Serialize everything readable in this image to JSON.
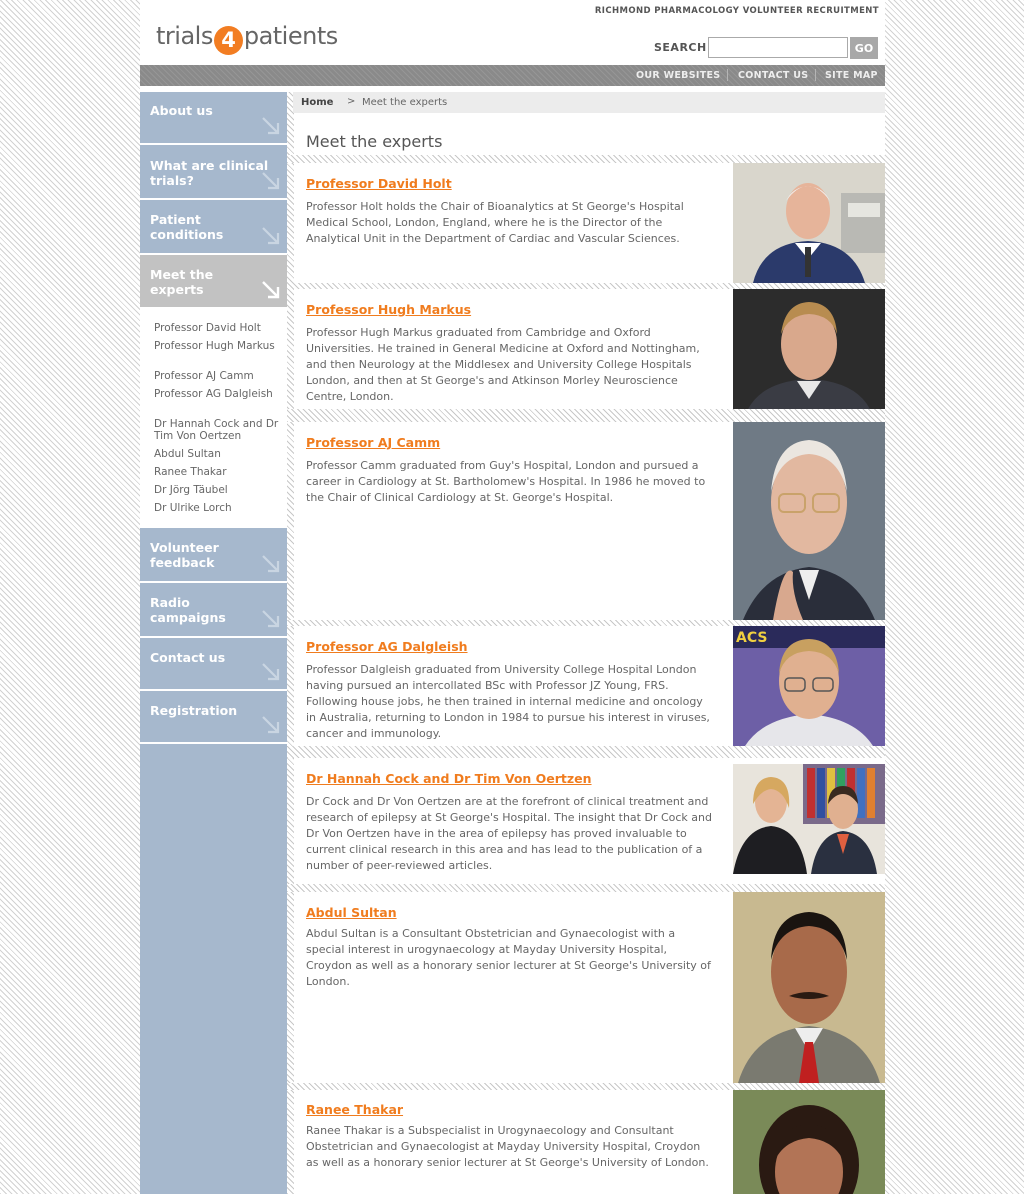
{
  "header": {
    "tagline": "RICHMOND PHARMACOLOGY VOLUNTEER RECRUITMENT",
    "logo": {
      "pre": "trials",
      "num": "4",
      "post": "patients"
    },
    "search_label": "SEARCH",
    "search_value": "",
    "go_label": "GO"
  },
  "topnav": [
    "OUR WEBSITES",
    "CONTACT US",
    "SITE MAP"
  ],
  "sidebar": {
    "items": [
      {
        "label": "About us"
      },
      {
        "label": "What are clinical trials?"
      },
      {
        "label": "Patient conditions"
      },
      {
        "label": "Meet the experts"
      },
      {
        "label": "Volunteer feedback"
      },
      {
        "label": "Radio campaigns"
      },
      {
        "label": "Contact us"
      },
      {
        "label": "Registration"
      }
    ],
    "subitems": [
      "Professor David Holt",
      "Professor Hugh Markus",
      "Professor AJ Camm",
      "Professor AG Dalgleish",
      "Dr Hannah Cock and Dr Tim Von Oertzen",
      "Abdul Sultan",
      "Ranee Thakar",
      "Dr Jörg Täubel",
      "Dr Ulrike Lorch"
    ]
  },
  "breadcrumb": {
    "home": "Home",
    "separator": ">",
    "current": "Meet the experts"
  },
  "page_title": "Meet the experts",
  "experts": [
    {
      "name": "Professor David Holt",
      "bio": "Professor Holt holds the Chair of Bioanalytics at St George's Hospital Medical School, London, England, where he is the Director of the Analytical Unit in the Department of Cardiac and Vascular Sciences."
    },
    {
      "name": "Professor Hugh Markus",
      "bio": "Professor Hugh Markus graduated from Cambridge and Oxford Universities. He trained in General Medicine at Oxford and Nottingham, and then Neurology at the Middlesex and University College Hospitals London, and then at St George's and Atkinson Morley Neuroscience Centre, London."
    },
    {
      "name": "Professor AJ Camm",
      "bio": "Professor Camm graduated from Guy's Hospital, London and pursued a career in Cardiology at St. Bartholomew's Hospital. In 1986 he moved to the Chair of Clinical Cardiology at St. George's Hospital."
    },
    {
      "name": "Professor AG Dalgleish",
      "bio": "Professor Dalgleish graduated from University College Hospital London having pursued an intercollated BSc with Professor JZ Young, FRS. Following house jobs, he then trained in internal medicine and oncology in Australia, returning to London in 1984 to pursue his interest in viruses, cancer and immunology."
    },
    {
      "name": "Dr Hannah Cock and Dr Tim Von Oertzen",
      "bio": "Dr Cock and Dr Von Oertzen are at the forefront of clinical treatment and research of epilepsy at St George's Hospital. The insight that Dr Cock and Dr Von Oertzen have in the area of epilepsy has proved invaluable to current clinical research in this area and has lead to the publication of a number of peer-reviewed articles."
    },
    {
      "name": "Abdul Sultan",
      "bio": "Abdul Sultan is a Consultant Obstetrician and Gynaecologist with a special interest in urogynaecology at Mayday University Hospital, Croydon as well as a honorary senior lecturer at St George's University of London."
    },
    {
      "name": "Ranee Thakar",
      "bio": "Ranee Thakar is a Subspecialist in Urogynaecology and Consultant Obstetrician and Gynaecologist at Mayday University Hospital, Croydon as well as a honorary senior lecturer at St George's University of London."
    }
  ],
  "photo_sign_text": "ACS",
  "colors": {
    "accent": "#f07c1e",
    "sidebar": "#a6b8cd",
    "active_nav": "#c2c2c2",
    "topbar": "#8a8a8a"
  }
}
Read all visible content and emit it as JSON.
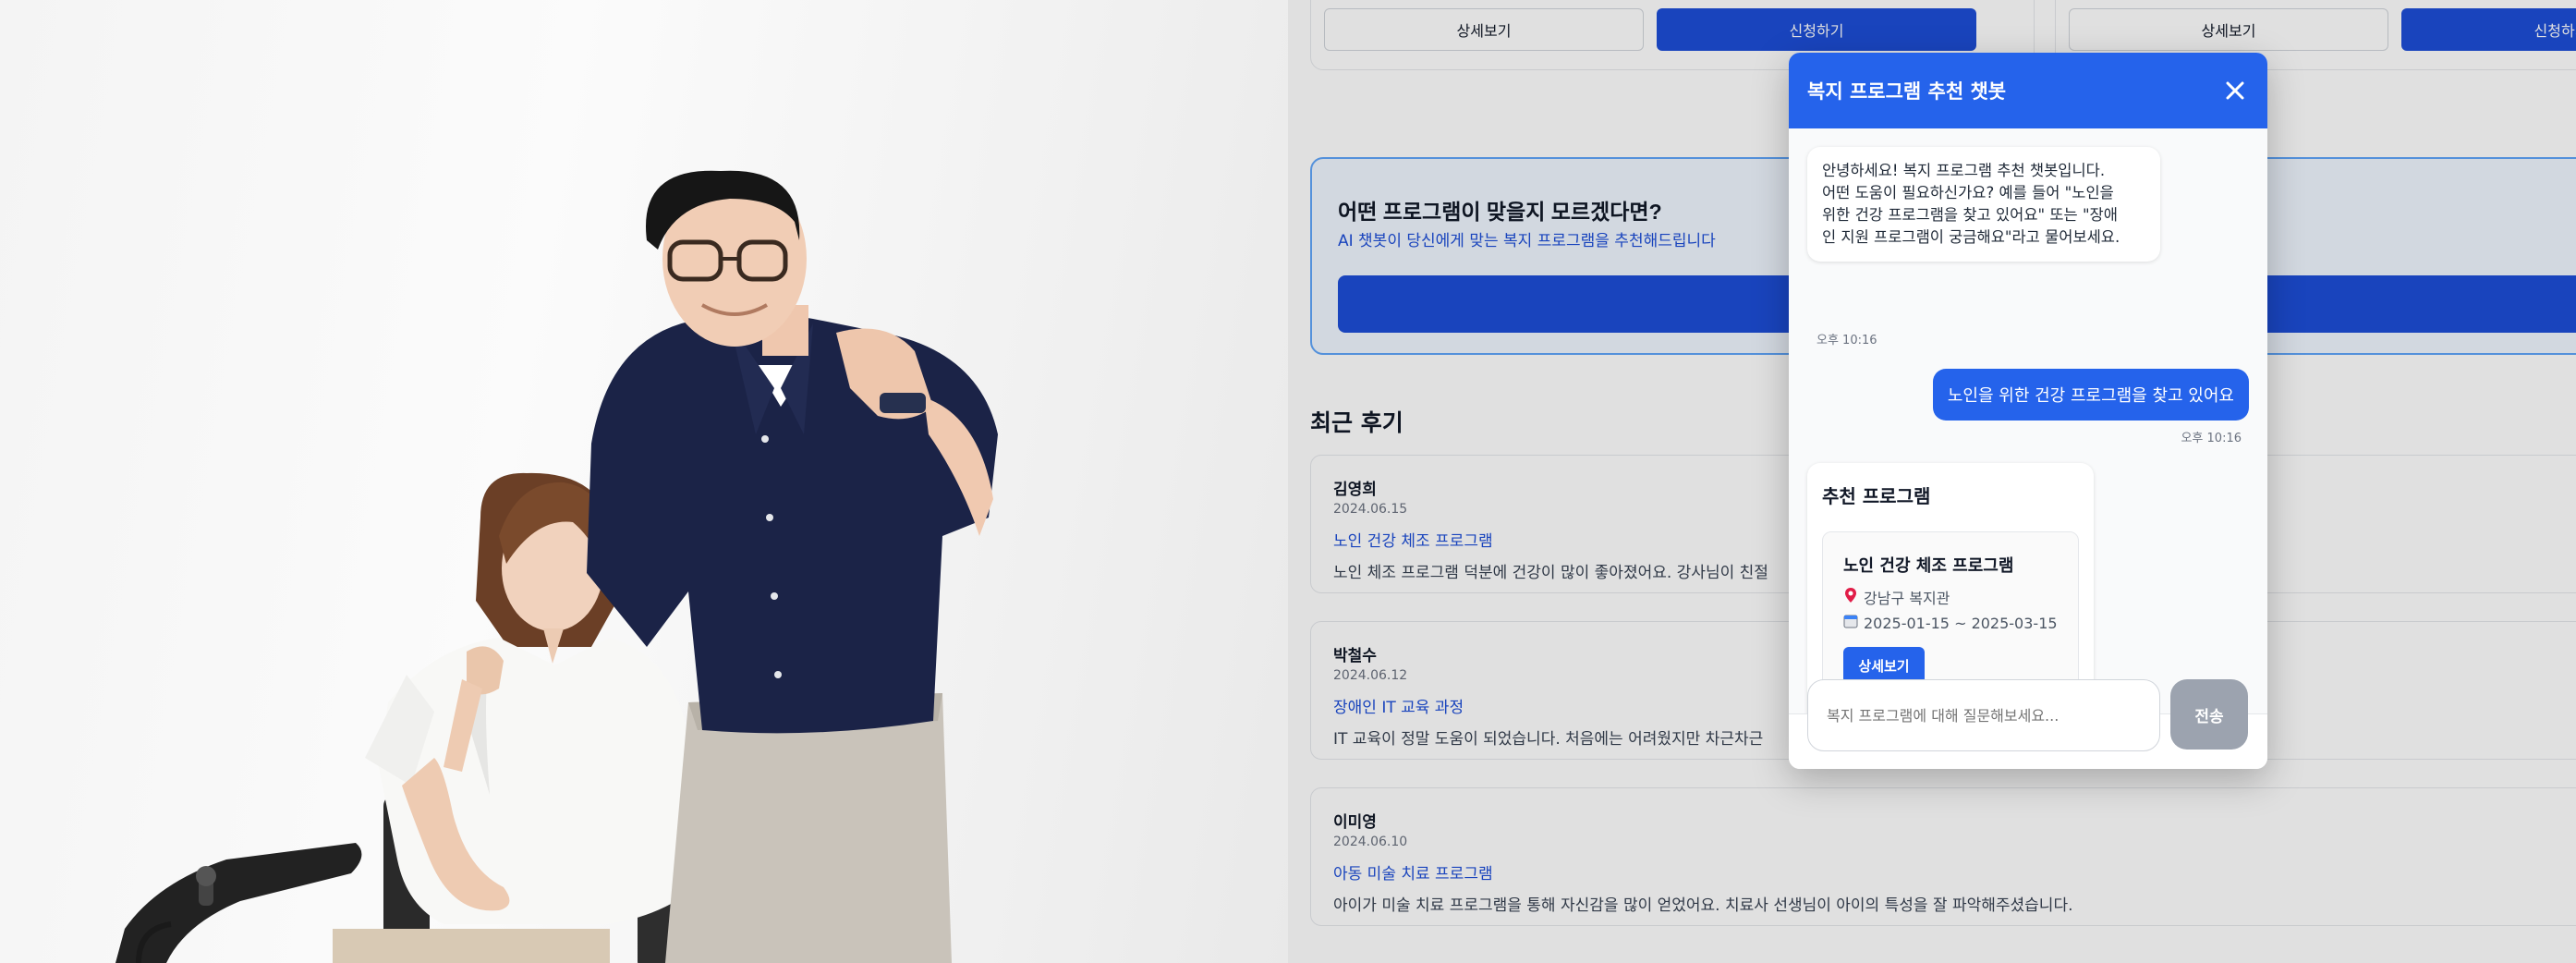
{
  "program_cards": [
    {
      "details_label": "상세보기",
      "apply_label": "신청하기"
    },
    {
      "details_label": "상세보기",
      "apply_label": "신청하기"
    }
  ],
  "ai_section": {
    "title": "어떤 프로그램이 맞을지 모르겠다면?",
    "subtitle": "AI 챗봇이 당신에게 맞는 복지 프로그램을 추천해드립니다"
  },
  "reviews": {
    "title": "최근 후기",
    "items": [
      {
        "name": "김영희",
        "date": "2024.06.15",
        "program": "노인 건강 체조 프로그램",
        "text": "노인 체조 프로그램 덕분에 건강이 많이 좋아졌어요. 강사님이 친절"
      },
      {
        "name": "박철수",
        "date": "2024.06.12",
        "program": "장애인 IT 교육 과정",
        "text": "IT 교육이 정말 도움이 되었습니다. 처음에는 어려웠지만 차근차근"
      },
      {
        "name": "이미영",
        "date": "2024.06.10",
        "program": "아동 미술 치료 프로그램",
        "text": "아이가 미술 치료 프로그램을 통해 자신감을 많이 얻었어요. 치료사 선생님이 아이의 특성을 잘 파악해주셨습니다."
      }
    ]
  },
  "chatbot": {
    "title": "복지 프로그램 추천 챗봇",
    "close_icon": "close-icon",
    "messages": {
      "bot_greeting_lines": [
        "안녕하세요! 복지 프로그램 추천 챗봇입니다.",
        "어떤 도움이 필요하신가요? 예를 들어 \"노인을",
        "위한 건강 프로그램을 찾고 있어요\" 또는 \"장애",
        "인 지원 프로그램이 궁금해요\"라고 물어보세요."
      ],
      "bot_time": "오후 10:16",
      "user_text": "노인을 위한 건강 프로그램을 찾고 있어요",
      "user_time": "오후 10:16"
    },
    "recommendation": {
      "title": "추천 프로그램",
      "program_name": "노인 건강 체조 프로그램",
      "location_icon": "pin-icon",
      "location": "강남구 복지관",
      "period_icon": "calendar-icon",
      "period": "2025-01-15 ~ 2025-03-15",
      "button_label": "상세보기"
    },
    "input_placeholder": "복지 프로그램에 대해 질문해보세요...",
    "send_label": "전송"
  },
  "colors": {
    "primary": "#2563eb",
    "primary_dark": "#1d4ed8",
    "send_disabled": "#9ca3af",
    "chat_background": "#f9fafb"
  }
}
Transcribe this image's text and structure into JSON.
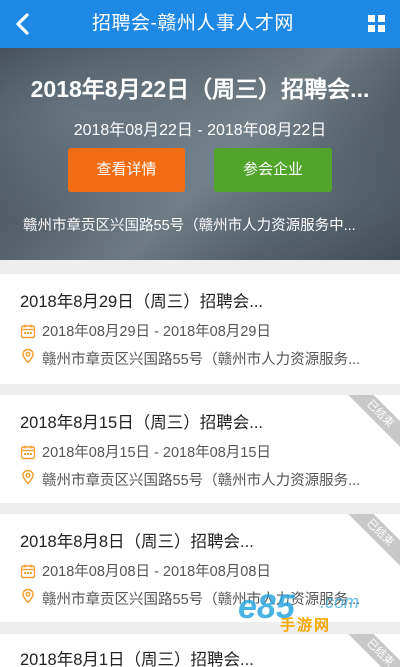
{
  "header": {
    "title": "招聘会-赣州人事人才网"
  },
  "featured": {
    "title": "2018年8月22日（周三）招聘会...",
    "date_range": "2018年08月22日 - 2018年08月22日",
    "detail_button": "查看详情",
    "company_button": "参会企业",
    "address": "赣州市章贡区兴国路55号（赣州市人力资源服务中..."
  },
  "events": [
    {
      "title": "2018年8月29日（周三）招聘会...",
      "date_range": "2018年08月29日 - 2018年08月29日",
      "address": "赣州市章贡区兴国路55号（赣州市人力资源服务...",
      "status": ""
    },
    {
      "title": "2018年8月15日（周三）招聘会...",
      "date_range": "2018年08月15日 - 2018年08月15日",
      "address": "赣州市章贡区兴国路55号（赣州市人力资源服务...",
      "status": "已结束"
    },
    {
      "title": "2018年8月8日（周三）招聘会...",
      "date_range": "2018年08月08日 - 2018年08月08日",
      "address": "赣州市章贡区兴国路55号（赣州市人力资源服务...",
      "status": "已结束"
    },
    {
      "title": "2018年8月1日（周三）招聘会...",
      "date_range": "",
      "address": "",
      "status": "已结束"
    }
  ],
  "watermark": {
    "text": "手游网"
  },
  "colors": {
    "header_bg": "#1e88e5",
    "detail_button": "#f26d12",
    "company_button": "#52a52b",
    "icon_accent": "#f0a030",
    "ended_ribbon": "#c8c8c8"
  }
}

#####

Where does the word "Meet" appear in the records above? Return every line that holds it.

        "label": "Meet the experts"
    "current": "Meet the experts"
  "page_title": "Meet the experts",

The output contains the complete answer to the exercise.